# The task
Go through the records below and set each one down exactly, leaving out any pictures.

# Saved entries
━━━━━━━━━━━━━━━━━━━━━━━━━━━━━━
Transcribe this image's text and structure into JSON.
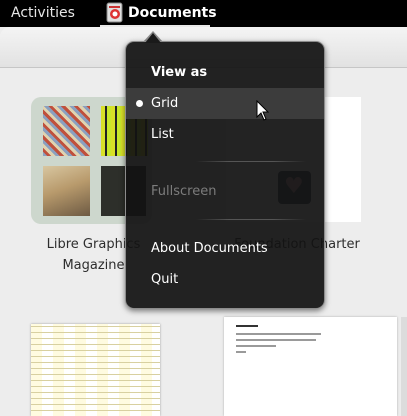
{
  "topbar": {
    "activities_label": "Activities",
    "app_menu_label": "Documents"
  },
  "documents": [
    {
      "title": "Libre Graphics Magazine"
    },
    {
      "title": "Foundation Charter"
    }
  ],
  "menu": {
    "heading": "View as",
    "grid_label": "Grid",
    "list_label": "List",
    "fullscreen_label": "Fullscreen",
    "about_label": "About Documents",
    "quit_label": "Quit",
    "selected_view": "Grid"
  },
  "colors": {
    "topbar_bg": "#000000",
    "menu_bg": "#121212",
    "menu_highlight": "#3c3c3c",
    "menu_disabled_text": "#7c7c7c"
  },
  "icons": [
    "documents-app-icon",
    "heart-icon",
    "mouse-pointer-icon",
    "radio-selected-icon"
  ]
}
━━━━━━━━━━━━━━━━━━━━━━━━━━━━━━
# Output for this task
Transcribe this image's text and structure into JSON.
{
  "topbar": {
    "activities_label": "Activities",
    "app_menu_label": "Documents"
  },
  "documents": [
    {
      "title": "Libre Graphics Magazine"
    },
    {
      "title": "Foundation Charter"
    }
  ],
  "menu": {
    "heading": "View as",
    "grid_label": "Grid",
    "list_label": "List",
    "fullscreen_label": "Fullscreen",
    "about_label": "About Documents",
    "quit_label": "Quit",
    "selected_view": "Grid"
  },
  "colors": {
    "topbar_bg": "#000000",
    "menu_bg": "#121212",
    "menu_highlight": "#3c3c3c",
    "menu_disabled_text": "#7c7c7c"
  },
  "icons": [
    "documents-app-icon",
    "heart-icon",
    "mouse-pointer-icon",
    "radio-selected-icon"
  ]
}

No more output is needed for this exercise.